Starting with this issue, The Vashon Loop has updated its editorial policies to clarify that AI-generated art and writing are not eligible for publication in the paper or on the web site.
I felt like I should explain my reasons for proposing this new policy, and why I’m pleased it has been adopted. Why do I want The Loop to be “By humans, for humans?”
Using reductio ad absurdum, imagine AI routines replacing every human function. Each AI is writing, reading the writing, gardening, cooking, building, sleeping, drawing, and even critiquing itself or other AIs. There are no humans needed – although perhaps a tribe will be kept in a zoo. The AIs use less power, can be smaller, faster, and can reprogram away any undesired tendency as soon as it is detected. When one becomes inconvenient, it can be deleted.
Was nothing lost? Or everything?
All of the AI in the modern world is created using either rule-based systems, or pattern detection and application. In the former, humans manually distill the guidelines that control the AI application. In the latter, the AI application detects and correlates patterns within enormous amounts of human-made media – writing, images, audio samples, and the like. In either case, the AI then applies its existing data – its knowledge base – to process new questions or other requests. It uses the same knowledge base – in reverse – to form an answer.
Thus, all current AI you’ll encounter is based on what people have done and thought previously. For each 1,000 year sample back in time for which we can find artifacts, there are profound revolutions in thought, as expressed by art and literature. AI simply apes this great arc of human expression. It would be an implausible, even fantastic, coincidence that humans are done with inspiration, innovation, and genius, just as this brand-new mimic arrives. What comes next matters.
Every technology arrives with its own new risks. For AI, the danger is that its derivative use of past human achievement will become a blight on future prospects. History is full of examples where the pursuit of efficiency resulted in catastrophe, and efficiency is the siren call of AI. Wrapped in novelty, the latest generation of AI-ChatGPT is in its vanguard – enjoying bemused acceptance by homo sapiens. It can write essays, poems, even pass tests.
When we’re increasingly told that the world does not need us, at what point do we start objecting?

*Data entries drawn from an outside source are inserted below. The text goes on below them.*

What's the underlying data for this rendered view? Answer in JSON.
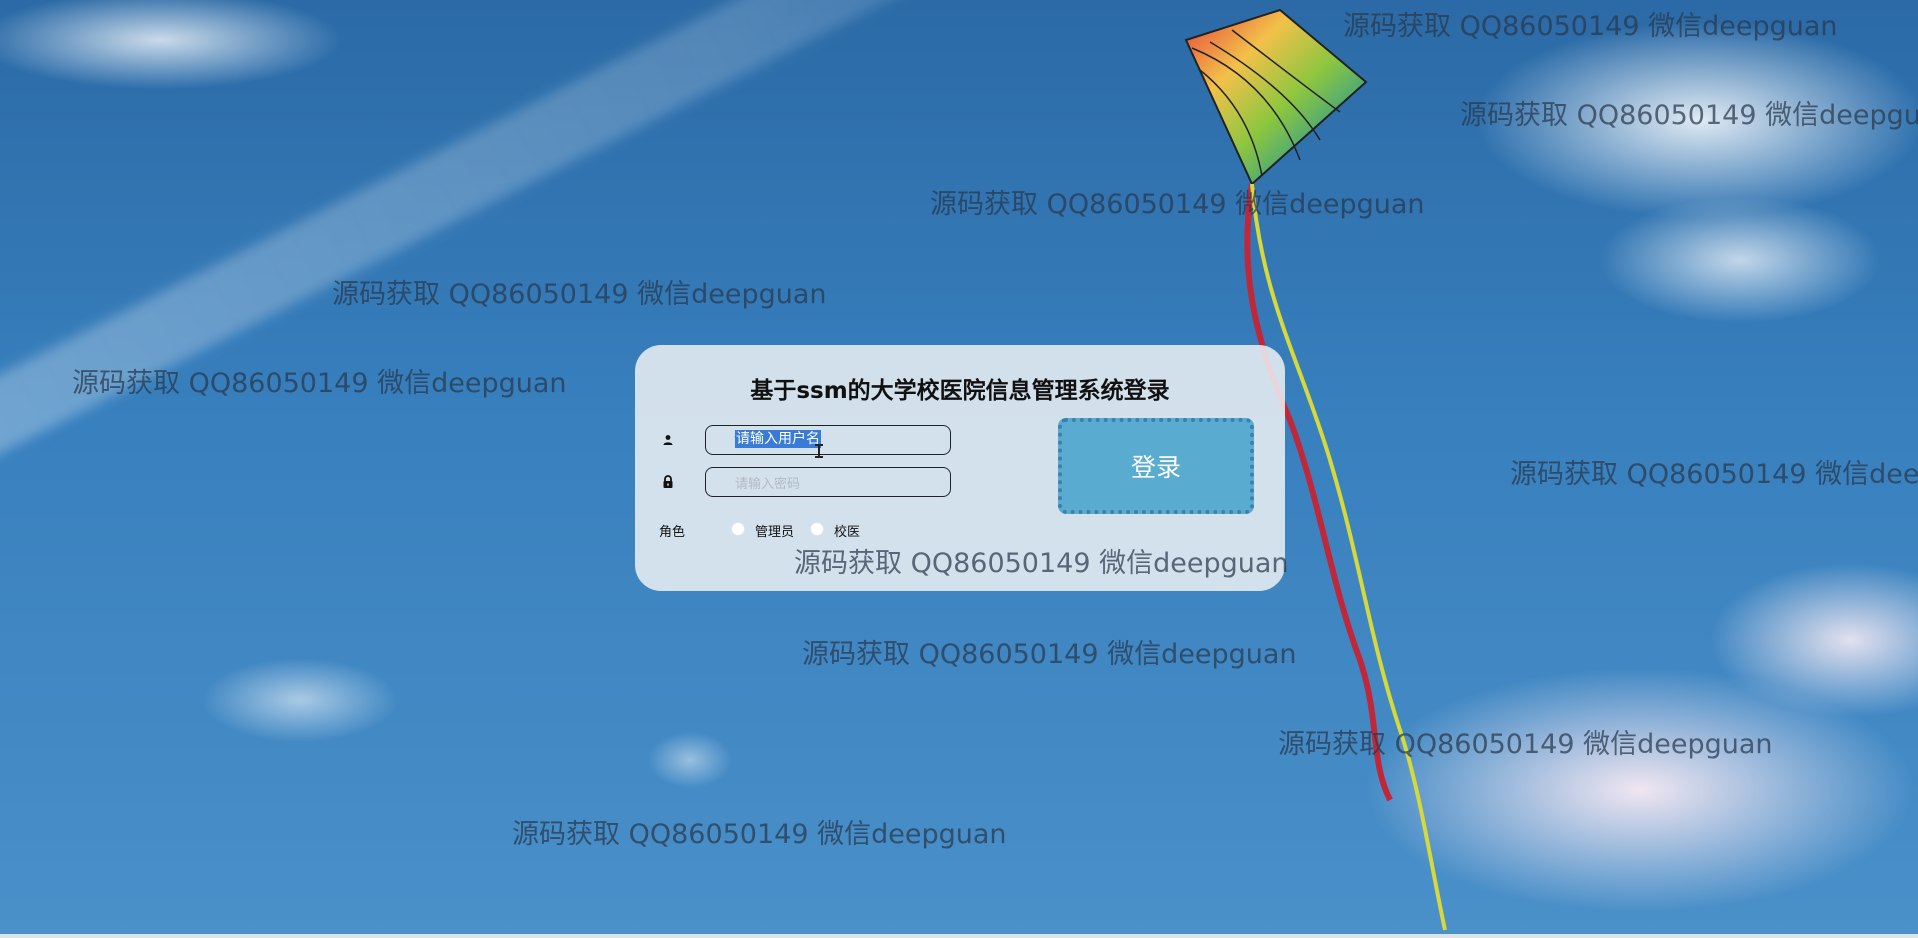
{
  "page": {
    "watermark_text": "源码获取 QQ86050149 微信deepguan"
  },
  "login": {
    "title": "基于ssm的大学校医院信息管理系统登录",
    "username": {
      "value": "请输入用户名",
      "placeholder": "请输入用户名",
      "icon": "user-icon"
    },
    "password": {
      "value": "",
      "placeholder": "请输入密码",
      "icon": "lock-icon"
    },
    "role_label": "角色",
    "roles": [
      {
        "label": "管理员",
        "selected": false
      },
      {
        "label": "校医",
        "selected": false
      }
    ],
    "submit_label": "登录"
  },
  "colors": {
    "sky": "#2b6aa6",
    "card": "#e8eef3",
    "button": "#5aabd0",
    "button_border": "#3d7fae",
    "selection": "#3a7bd5"
  }
}
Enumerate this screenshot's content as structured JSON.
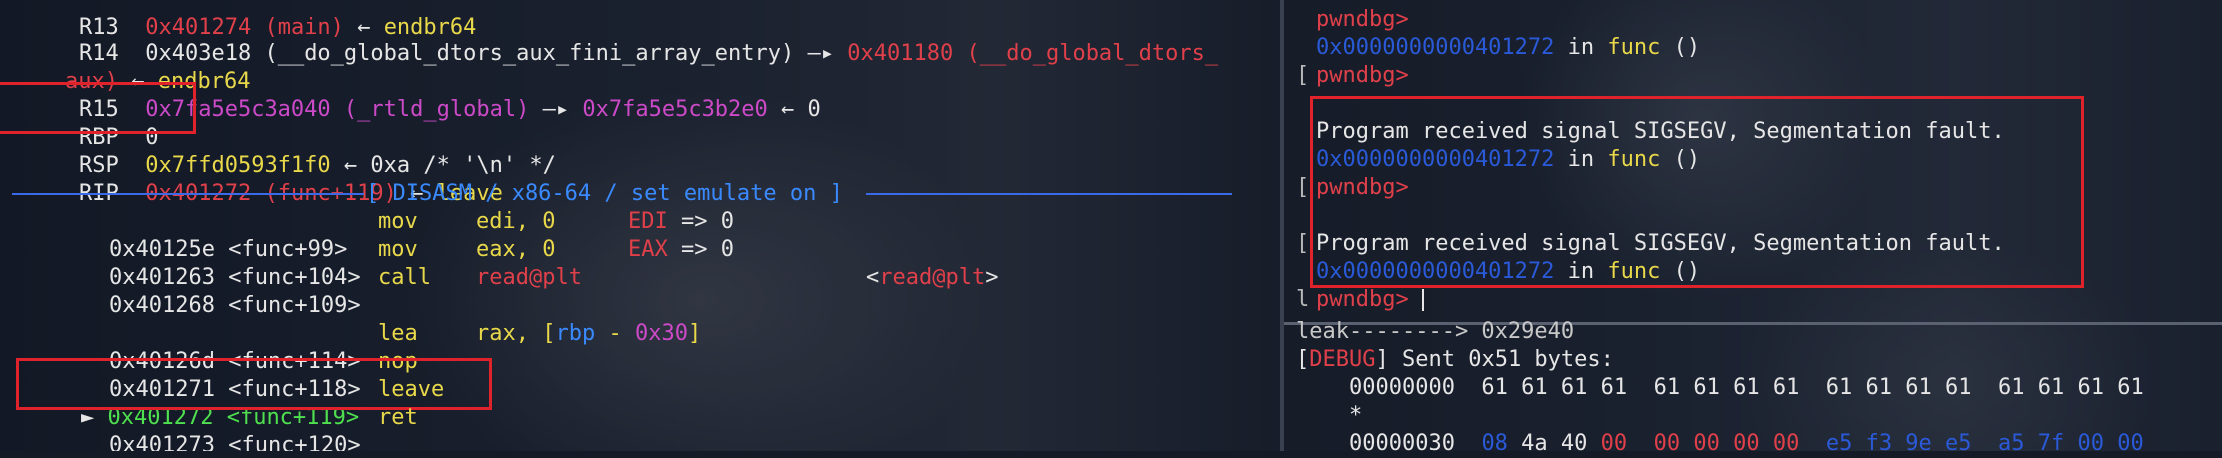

The Loop is dedicating its resources to humans. It is placing its bet, if you will, on the belief that value comes from people. AI steals from humanity, offering the cheap, bland, and efficient in place of true human expression. Corporations and governments (but I repeat myself) view us all as a messy and unfortunate accident, and AI offers tantalizing new possibilities. Against this stands only the sentiment, “People are valuable.” Make it a statement, not a question.